──────── Task material ────────

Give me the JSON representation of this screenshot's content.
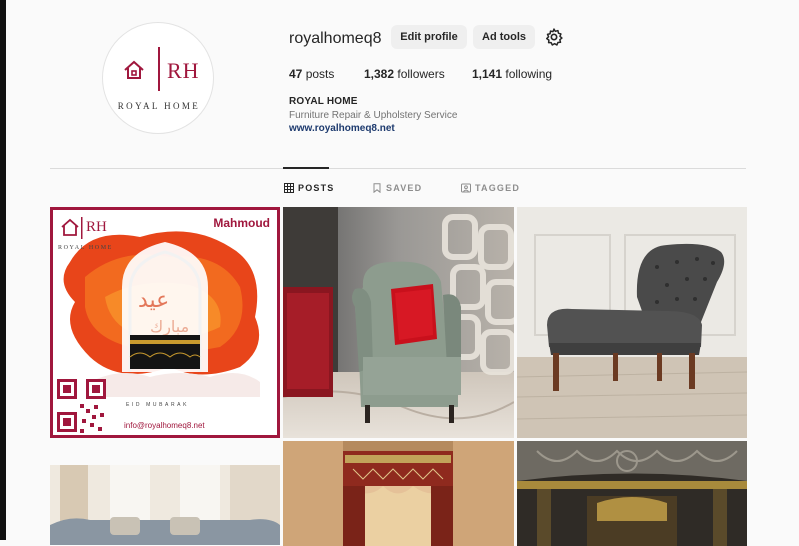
{
  "profile": {
    "username": "royalhomeq8",
    "avatar_initials": "RH",
    "avatar_brand": "ROYAL HOME",
    "buttons": {
      "edit_profile": "Edit profile",
      "ad_tools": "Ad tools"
    },
    "stats": {
      "posts_count": "47",
      "posts_label": "posts",
      "followers_count": "1,382",
      "followers_label": "followers",
      "following_count": "1,141",
      "following_label": "following"
    },
    "bio": {
      "name": "ROYAL HOME",
      "description": "Furniture Repair & Upholstery Service",
      "link": "www.royalhomeq8.net"
    }
  },
  "tabs": [
    {
      "label": "POSTS",
      "icon": "grid-icon",
      "active": true
    },
    {
      "label": "SAVED",
      "icon": "bookmark-icon",
      "active": false
    },
    {
      "label": "TAGGED",
      "icon": "tagged-icon",
      "active": false
    }
  ],
  "posts": {
    "first": {
      "brand_initials": "RH",
      "brand_name": "ROYAL HOME",
      "name_tag": "Mahmoud",
      "greeting_arabic": "عيد مبارك",
      "greeting_latin": "EID MUBARAK",
      "email": "info@royalhomeq8.net"
    }
  },
  "colors": {
    "brand": "#a0173d",
    "link": "#1d3a6e",
    "muted": "#737373"
  }
}
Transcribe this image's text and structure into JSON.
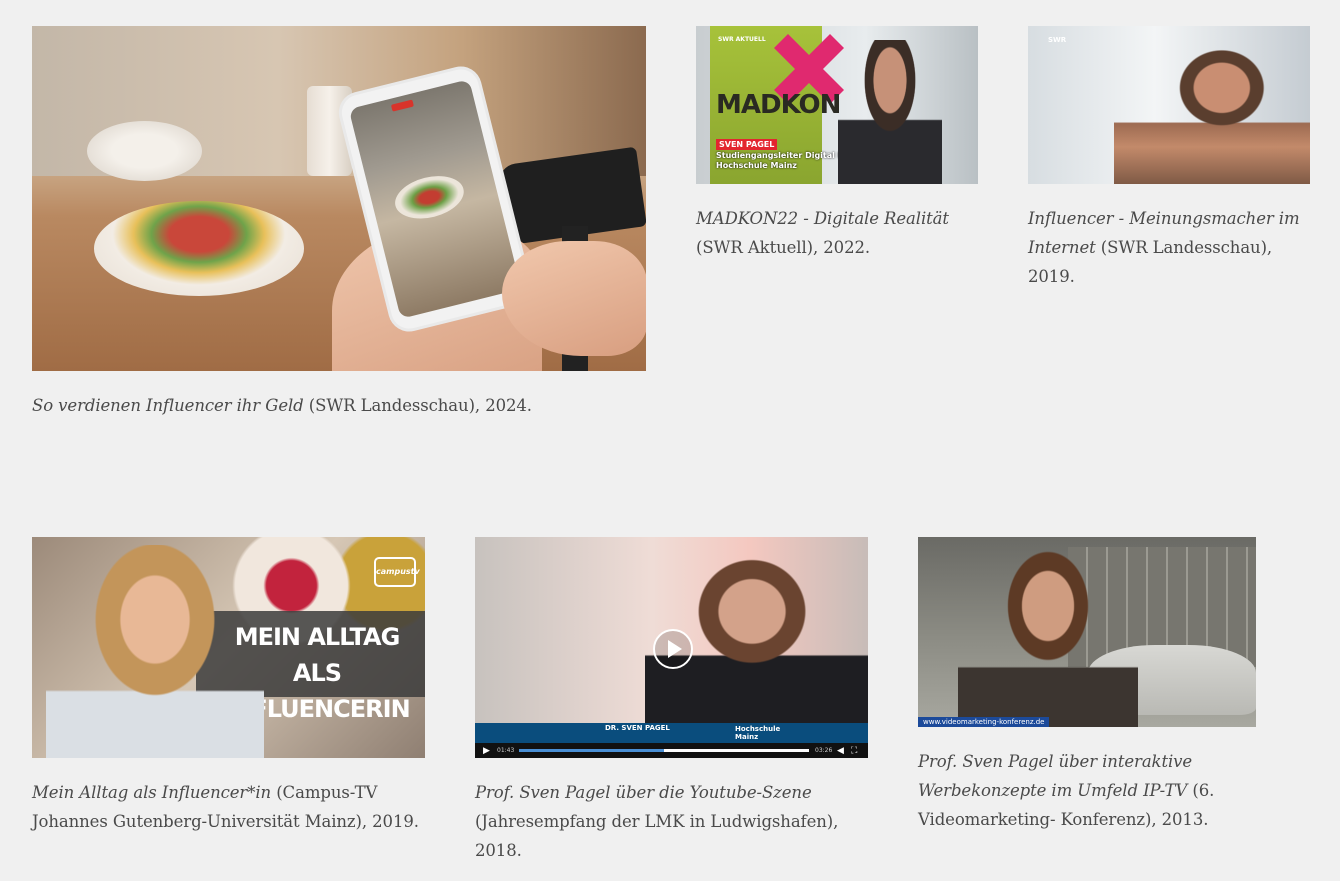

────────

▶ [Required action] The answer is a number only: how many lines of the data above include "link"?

▶ [Solution for this exercise] 2